Stored data entries
== == ==

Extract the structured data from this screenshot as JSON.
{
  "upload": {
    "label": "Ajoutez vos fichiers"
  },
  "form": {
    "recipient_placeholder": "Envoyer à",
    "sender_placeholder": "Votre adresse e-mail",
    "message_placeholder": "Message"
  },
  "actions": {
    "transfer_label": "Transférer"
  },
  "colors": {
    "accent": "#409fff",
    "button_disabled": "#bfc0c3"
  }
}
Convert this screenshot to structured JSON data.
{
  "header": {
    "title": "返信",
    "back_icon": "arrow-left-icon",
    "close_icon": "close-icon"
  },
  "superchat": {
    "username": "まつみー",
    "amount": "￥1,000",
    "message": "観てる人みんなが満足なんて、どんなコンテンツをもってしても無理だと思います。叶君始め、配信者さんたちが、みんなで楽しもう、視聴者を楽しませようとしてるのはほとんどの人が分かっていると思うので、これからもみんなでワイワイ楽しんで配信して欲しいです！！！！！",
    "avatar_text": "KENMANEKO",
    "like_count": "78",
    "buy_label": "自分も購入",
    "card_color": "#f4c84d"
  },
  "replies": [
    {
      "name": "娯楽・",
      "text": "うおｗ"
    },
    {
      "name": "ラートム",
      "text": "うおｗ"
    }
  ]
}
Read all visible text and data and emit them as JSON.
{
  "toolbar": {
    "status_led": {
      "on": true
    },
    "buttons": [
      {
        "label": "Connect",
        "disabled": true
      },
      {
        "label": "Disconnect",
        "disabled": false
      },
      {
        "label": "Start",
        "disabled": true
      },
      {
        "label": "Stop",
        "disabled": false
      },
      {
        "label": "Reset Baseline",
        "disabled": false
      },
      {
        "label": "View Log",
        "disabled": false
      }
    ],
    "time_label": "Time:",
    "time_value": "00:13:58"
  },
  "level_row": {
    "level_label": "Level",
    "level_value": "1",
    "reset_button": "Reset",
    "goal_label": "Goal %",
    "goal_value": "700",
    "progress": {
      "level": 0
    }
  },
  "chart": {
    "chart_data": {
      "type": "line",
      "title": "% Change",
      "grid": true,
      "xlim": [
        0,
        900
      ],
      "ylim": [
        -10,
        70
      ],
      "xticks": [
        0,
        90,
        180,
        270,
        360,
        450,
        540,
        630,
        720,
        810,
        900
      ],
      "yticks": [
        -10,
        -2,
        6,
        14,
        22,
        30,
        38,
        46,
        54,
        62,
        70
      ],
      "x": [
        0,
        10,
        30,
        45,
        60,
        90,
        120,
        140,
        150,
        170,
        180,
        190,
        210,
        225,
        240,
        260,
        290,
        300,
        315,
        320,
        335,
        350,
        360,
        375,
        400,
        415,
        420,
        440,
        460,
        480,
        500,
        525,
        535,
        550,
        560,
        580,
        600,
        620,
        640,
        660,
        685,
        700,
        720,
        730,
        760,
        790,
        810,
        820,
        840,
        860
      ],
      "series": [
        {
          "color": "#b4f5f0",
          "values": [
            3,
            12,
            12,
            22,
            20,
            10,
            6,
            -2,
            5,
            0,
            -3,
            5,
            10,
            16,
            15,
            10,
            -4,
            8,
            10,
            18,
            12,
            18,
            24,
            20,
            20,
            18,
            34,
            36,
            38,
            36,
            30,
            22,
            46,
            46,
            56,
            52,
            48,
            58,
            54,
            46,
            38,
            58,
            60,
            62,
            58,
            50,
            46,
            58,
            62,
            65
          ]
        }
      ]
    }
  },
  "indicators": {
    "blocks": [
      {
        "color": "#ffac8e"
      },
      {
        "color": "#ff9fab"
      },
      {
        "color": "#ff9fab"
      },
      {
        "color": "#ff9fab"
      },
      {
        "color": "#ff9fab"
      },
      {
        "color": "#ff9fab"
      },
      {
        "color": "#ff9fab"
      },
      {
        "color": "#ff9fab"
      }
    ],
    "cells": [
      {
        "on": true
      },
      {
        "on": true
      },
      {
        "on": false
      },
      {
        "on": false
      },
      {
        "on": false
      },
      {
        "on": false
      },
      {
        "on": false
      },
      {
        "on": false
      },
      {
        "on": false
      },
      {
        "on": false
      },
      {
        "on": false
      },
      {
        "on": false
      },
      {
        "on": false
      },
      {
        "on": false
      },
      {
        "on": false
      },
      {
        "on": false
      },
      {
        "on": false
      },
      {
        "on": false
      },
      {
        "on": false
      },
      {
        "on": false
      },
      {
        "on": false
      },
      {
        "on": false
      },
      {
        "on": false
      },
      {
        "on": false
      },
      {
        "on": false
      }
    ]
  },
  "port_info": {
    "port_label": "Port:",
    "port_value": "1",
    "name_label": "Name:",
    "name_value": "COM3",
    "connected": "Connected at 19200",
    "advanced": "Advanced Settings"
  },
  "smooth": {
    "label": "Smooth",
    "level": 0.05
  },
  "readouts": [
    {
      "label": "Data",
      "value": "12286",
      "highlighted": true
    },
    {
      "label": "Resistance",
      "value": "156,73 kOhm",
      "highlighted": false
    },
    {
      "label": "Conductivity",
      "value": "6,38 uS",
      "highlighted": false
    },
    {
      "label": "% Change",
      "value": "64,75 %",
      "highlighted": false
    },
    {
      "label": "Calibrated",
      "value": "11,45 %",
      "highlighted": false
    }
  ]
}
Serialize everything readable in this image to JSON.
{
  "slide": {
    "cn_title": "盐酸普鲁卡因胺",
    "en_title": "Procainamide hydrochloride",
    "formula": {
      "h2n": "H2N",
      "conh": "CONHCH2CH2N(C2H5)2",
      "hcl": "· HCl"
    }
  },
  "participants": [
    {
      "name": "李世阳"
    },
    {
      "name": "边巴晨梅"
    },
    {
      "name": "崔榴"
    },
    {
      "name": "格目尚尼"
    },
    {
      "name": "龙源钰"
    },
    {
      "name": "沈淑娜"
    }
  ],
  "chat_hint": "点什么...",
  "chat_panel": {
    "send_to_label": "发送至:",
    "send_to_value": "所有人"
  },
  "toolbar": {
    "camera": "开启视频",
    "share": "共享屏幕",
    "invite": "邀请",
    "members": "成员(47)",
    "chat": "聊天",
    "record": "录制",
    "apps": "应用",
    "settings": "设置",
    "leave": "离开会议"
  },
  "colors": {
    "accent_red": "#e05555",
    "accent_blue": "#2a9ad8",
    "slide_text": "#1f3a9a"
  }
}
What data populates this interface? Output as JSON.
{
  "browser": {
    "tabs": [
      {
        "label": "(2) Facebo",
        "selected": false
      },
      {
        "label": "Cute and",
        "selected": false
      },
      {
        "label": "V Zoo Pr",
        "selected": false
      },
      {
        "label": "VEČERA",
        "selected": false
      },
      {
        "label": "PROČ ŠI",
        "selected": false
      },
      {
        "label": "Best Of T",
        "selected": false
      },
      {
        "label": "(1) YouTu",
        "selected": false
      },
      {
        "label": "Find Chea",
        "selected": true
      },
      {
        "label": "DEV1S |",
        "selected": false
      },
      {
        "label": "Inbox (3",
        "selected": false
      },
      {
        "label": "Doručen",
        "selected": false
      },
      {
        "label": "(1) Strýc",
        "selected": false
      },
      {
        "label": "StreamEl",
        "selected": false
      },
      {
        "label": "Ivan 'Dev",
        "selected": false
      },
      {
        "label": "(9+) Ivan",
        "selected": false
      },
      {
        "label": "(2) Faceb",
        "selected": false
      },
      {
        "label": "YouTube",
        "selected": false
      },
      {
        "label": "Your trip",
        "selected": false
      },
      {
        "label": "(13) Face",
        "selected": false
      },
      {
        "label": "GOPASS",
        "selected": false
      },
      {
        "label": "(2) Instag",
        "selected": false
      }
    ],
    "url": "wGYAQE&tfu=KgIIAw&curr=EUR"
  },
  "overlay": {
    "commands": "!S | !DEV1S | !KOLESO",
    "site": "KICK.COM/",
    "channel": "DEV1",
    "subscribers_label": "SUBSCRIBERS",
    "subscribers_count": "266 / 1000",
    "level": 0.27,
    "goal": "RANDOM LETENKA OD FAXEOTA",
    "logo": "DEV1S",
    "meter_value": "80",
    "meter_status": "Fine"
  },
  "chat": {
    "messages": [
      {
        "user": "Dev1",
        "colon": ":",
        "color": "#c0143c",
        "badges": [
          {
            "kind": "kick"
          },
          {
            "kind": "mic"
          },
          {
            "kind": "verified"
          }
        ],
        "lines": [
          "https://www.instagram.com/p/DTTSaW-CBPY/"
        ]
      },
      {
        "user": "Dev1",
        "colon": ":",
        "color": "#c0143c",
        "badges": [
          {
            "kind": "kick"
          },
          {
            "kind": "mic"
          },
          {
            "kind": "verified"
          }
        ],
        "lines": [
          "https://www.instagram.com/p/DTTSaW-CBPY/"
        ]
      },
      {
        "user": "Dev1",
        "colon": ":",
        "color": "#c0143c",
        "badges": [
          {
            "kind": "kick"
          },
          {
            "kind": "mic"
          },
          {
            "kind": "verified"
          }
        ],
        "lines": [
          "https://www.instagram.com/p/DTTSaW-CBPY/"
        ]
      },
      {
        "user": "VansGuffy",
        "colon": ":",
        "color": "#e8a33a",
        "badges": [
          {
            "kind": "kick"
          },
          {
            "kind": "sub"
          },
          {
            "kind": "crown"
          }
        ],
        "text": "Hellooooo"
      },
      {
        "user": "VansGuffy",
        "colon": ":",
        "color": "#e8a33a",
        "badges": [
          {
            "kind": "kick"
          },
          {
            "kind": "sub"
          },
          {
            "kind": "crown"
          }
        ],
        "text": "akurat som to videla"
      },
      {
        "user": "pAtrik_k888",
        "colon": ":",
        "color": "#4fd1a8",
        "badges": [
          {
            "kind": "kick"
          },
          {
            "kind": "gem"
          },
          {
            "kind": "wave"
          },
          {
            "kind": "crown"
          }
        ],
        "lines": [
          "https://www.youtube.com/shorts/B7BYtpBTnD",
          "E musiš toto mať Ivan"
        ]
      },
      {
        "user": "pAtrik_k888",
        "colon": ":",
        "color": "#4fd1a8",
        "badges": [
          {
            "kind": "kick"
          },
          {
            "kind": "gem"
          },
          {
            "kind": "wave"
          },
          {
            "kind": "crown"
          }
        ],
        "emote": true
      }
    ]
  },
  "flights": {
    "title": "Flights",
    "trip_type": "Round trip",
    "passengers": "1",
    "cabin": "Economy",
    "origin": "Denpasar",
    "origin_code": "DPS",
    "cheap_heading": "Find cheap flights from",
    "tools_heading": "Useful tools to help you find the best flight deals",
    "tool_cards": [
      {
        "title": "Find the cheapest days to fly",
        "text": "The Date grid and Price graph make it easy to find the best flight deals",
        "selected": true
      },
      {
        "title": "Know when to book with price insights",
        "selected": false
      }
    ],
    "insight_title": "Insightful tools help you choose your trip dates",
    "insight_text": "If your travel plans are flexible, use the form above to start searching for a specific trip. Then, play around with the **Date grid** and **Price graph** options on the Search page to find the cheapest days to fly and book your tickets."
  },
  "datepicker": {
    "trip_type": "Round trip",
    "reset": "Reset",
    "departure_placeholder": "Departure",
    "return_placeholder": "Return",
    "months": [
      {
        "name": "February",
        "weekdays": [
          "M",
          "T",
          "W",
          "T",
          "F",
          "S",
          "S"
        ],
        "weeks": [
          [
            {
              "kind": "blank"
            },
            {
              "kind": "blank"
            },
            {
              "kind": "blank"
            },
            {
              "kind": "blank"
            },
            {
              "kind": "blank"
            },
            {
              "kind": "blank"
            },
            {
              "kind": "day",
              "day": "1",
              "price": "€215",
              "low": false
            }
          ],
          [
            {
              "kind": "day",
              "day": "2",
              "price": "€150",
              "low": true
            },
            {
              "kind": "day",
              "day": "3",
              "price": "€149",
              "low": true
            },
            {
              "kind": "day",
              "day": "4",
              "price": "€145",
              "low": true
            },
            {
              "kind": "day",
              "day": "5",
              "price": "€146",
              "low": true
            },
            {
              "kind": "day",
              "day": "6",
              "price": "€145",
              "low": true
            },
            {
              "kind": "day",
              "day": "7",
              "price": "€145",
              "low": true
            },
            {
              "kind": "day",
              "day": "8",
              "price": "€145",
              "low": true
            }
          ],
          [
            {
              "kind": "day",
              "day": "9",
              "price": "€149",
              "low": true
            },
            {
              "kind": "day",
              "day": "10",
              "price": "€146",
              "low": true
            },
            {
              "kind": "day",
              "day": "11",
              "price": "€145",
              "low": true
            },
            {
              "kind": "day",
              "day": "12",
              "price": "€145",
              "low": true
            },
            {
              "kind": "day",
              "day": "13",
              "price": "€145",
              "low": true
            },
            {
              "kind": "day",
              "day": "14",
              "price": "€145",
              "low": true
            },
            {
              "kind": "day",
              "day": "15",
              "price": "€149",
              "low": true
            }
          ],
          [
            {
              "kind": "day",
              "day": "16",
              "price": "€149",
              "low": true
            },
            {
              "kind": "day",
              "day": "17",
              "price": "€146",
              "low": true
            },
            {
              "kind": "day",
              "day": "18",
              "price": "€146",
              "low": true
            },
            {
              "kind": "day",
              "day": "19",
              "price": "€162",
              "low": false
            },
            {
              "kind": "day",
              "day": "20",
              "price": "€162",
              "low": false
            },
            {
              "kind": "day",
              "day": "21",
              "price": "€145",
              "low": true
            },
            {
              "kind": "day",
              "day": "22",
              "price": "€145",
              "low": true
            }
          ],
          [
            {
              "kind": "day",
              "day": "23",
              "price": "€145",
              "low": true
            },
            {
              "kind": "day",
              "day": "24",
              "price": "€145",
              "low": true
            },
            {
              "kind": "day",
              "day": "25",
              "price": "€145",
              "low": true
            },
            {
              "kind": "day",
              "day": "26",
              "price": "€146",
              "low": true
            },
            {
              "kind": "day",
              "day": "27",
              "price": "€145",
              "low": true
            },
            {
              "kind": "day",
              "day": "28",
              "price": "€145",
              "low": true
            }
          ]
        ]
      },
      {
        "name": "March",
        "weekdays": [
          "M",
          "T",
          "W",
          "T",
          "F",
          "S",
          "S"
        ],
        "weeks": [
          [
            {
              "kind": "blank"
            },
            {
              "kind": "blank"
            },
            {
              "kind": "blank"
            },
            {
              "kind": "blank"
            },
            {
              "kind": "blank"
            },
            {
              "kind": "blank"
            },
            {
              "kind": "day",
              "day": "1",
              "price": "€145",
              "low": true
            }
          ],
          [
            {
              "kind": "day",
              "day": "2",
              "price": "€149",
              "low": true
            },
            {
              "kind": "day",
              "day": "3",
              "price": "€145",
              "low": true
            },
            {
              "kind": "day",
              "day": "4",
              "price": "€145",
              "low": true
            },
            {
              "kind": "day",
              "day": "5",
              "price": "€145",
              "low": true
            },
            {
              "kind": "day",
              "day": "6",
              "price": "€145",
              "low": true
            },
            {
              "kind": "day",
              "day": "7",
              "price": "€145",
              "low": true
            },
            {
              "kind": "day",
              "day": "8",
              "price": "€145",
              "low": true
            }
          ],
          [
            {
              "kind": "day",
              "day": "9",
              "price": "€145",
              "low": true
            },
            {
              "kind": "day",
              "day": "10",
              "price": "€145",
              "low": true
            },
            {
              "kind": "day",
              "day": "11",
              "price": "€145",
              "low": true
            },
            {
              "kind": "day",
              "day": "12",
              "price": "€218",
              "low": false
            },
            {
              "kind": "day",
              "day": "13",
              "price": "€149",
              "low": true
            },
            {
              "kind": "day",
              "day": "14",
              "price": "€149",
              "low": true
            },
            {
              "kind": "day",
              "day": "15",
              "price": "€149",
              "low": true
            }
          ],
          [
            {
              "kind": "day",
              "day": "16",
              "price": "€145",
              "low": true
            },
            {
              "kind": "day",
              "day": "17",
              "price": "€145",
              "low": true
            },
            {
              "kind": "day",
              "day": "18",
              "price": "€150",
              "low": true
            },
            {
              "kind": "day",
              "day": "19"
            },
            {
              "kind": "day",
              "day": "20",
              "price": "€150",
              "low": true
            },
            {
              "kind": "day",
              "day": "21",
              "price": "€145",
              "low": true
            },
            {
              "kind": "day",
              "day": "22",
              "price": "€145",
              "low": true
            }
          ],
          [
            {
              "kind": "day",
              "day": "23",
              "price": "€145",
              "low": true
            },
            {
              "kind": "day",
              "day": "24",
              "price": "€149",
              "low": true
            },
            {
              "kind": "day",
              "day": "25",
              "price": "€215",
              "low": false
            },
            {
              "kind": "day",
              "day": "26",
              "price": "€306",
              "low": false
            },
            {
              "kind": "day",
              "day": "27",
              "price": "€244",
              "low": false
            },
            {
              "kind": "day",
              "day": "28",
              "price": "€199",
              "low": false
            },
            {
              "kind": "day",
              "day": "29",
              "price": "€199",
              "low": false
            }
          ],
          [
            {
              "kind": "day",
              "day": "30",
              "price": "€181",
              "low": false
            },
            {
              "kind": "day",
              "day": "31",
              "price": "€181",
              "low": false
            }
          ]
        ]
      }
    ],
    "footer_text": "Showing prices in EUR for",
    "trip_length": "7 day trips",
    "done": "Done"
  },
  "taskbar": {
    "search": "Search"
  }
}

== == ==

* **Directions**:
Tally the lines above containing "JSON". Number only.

* **Task output**:
5